(Beginning of Source records)

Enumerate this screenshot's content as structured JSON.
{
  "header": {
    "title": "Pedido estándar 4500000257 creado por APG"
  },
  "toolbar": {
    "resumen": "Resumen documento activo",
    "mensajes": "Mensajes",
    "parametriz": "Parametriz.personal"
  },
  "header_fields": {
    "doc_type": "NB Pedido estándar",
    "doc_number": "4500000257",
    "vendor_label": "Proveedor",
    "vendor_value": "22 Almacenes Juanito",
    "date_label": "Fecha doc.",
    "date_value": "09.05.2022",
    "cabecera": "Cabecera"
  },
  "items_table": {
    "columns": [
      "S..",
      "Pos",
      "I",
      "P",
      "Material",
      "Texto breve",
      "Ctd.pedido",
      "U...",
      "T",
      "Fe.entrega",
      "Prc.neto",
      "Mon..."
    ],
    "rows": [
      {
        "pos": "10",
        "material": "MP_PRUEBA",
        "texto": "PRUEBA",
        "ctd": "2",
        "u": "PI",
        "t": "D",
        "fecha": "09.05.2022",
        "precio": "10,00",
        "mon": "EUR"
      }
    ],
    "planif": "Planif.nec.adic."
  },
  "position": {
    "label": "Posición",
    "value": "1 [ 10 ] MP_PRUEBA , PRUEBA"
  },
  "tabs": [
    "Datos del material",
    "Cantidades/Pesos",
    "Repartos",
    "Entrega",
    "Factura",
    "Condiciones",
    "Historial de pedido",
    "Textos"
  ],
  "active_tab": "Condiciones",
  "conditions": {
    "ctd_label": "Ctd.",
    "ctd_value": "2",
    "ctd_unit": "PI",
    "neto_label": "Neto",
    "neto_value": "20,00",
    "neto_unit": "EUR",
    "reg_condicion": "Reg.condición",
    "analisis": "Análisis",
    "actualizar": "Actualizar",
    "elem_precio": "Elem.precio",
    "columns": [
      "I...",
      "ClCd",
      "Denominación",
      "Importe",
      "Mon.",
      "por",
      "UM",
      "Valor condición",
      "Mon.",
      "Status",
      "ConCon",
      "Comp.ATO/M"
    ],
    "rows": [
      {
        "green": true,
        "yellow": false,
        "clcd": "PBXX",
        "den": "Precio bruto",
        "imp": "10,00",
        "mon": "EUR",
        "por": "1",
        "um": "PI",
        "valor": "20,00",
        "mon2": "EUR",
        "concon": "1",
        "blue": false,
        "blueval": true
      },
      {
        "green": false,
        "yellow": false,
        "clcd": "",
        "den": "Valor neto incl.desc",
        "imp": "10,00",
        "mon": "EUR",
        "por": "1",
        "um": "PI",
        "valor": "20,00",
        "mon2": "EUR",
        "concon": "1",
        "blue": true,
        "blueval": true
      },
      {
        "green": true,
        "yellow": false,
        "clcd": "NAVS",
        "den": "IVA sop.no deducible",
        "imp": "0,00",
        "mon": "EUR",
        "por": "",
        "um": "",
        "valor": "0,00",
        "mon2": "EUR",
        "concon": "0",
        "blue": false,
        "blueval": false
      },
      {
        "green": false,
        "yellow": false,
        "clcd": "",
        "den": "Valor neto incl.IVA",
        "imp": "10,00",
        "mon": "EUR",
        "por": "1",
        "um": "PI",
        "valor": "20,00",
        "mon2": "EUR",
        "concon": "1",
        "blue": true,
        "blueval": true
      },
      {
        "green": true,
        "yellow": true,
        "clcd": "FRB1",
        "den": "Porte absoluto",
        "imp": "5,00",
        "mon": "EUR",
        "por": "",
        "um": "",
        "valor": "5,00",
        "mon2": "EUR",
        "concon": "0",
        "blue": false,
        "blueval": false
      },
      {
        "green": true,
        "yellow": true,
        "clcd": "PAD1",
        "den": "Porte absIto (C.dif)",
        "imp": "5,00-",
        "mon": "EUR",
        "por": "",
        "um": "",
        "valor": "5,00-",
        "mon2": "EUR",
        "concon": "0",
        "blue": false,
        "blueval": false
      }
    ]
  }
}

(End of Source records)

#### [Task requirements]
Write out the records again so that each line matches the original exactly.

#### [Response]
Enumerate this screenshot's content as structured JSON.
{
  "header": {
    "title": "Pedido estándar 4500000257 creado por APG"
  },
  "toolbar": {
    "resumen": "Resumen documento activo",
    "mensajes": "Mensajes",
    "parametriz": "Parametriz.personal"
  },
  "header_fields": {
    "doc_type": "NB Pedido estándar",
    "doc_number": "4500000257",
    "vendor_label": "Proveedor",
    "vendor_value": "22 Almacenes Juanito",
    "date_label": "Fecha doc.",
    "date_value": "09.05.2022",
    "cabecera": "Cabecera"
  },
  "items_table": {
    "columns": [
      "S..",
      "Pos",
      "I",
      "P",
      "Material",
      "Texto breve",
      "Ctd.pedido",
      "U...",
      "T",
      "Fe.entrega",
      "Prc.neto",
      "Mon..."
    ],
    "rows": [
      {
        "pos": "10",
        "material": "MP_PRUEBA",
        "texto": "PRUEBA",
        "ctd": "2",
        "u": "PI",
        "t": "D",
        "fecha": "09.05.2022",
        "precio": "10,00",
        "mon": "EUR"
      }
    ],
    "planif": "Planif.nec.adic."
  },
  "position": {
    "label": "Posición",
    "value": "1 [ 10 ] MP_PRUEBA , PRUEBA"
  },
  "tabs": [
    "Datos del material",
    "Cantidades/Pesos",
    "Repartos",
    "Entrega",
    "Factura",
    "Condiciones",
    "Historial de pedido",
    "Textos"
  ],
  "active_tab": "Condiciones",
  "conditions": {
    "ctd_label": "Ctd.",
    "ctd_value": "2",
    "ctd_unit": "PI",
    "neto_label": "Neto",
    "neto_value": "20,00",
    "neto_unit": "EUR",
    "reg_condicion": "Reg.condición",
    "analisis": "Análisis",
    "actualizar": "Actualizar",
    "elem_precio": "Elem.precio",
    "columns": [
      "I...",
      "ClCd",
      "Denominación",
      "Importe",
      "Mon.",
      "por",
      "UM",
      "Valor condición",
      "Mon.",
      "Status",
      "ConCon",
      "Comp.ATO/M"
    ],
    "rows": [
      {
        "green": true,
        "yellow": false,
        "clcd": "PBXX",
        "den": "Precio bruto",
        "imp": "10,00",
        "mon": "EUR",
        "por": "1",
        "um": "PI",
        "valor": "20,00",
        "mon2": "EUR",
        "concon": "1",
        "blue": false,
        "blueval": true
      },
      {
        "green": false,
        "yellow": false,
        "clcd": "",
        "den": "Valor neto incl.desc",
        "imp": "10,00",
        "mon": "EUR",
        "por": "1",
        "um": "PI",
        "valor": "20,00",
        "mon2": "EUR",
        "concon": "1",
        "blue": true,
        "blueval": true
      },
      {
        "green": true,
        "yellow": false,
        "clcd": "NAVS",
        "den": "IVA sop.no deducible",
        "imp": "0,00",
        "mon": "EUR",
        "por": "",
        "um": "",
        "valor": "0,00",
        "mon2": "EUR",
        "concon": "0",
        "blue": false,
        "blueval": false
      },
      {
        "green": false,
        "yellow": false,
        "clcd": "",
        "den": "Valor neto incl.IVA",
        "imp": "10,00",
        "mon": "EUR",
        "por": "1",
        "um": "PI",
        "valor": "20,00",
        "mon2": "EUR",
        "concon": "1",
        "blue": true,
        "blueval": true
      },
      {
        "green": true,
        "yellow": true,
        "clcd": "FRB1",
        "den": "Porte absoluto",
        "imp": "5,00",
        "mon": "EUR",
        "por": "",
        "um": "",
        "valor": "5,00",
        "mon2": "EUR",
        "concon": "0",
        "blue": false,
        "blueval": false
      },
      {
        "green": true,
        "yellow": true,
        "clcd": "PAD1",
        "den": "Porte absIto (C.dif)",
        "imp": "5,00-",
        "mon": "EUR",
        "por": "",
        "um": "",
        "valor": "5,00-",
        "mon2": "EUR",
        "concon": "0",
        "blue": false,
        "blueval": false
      }
    ]
  }
}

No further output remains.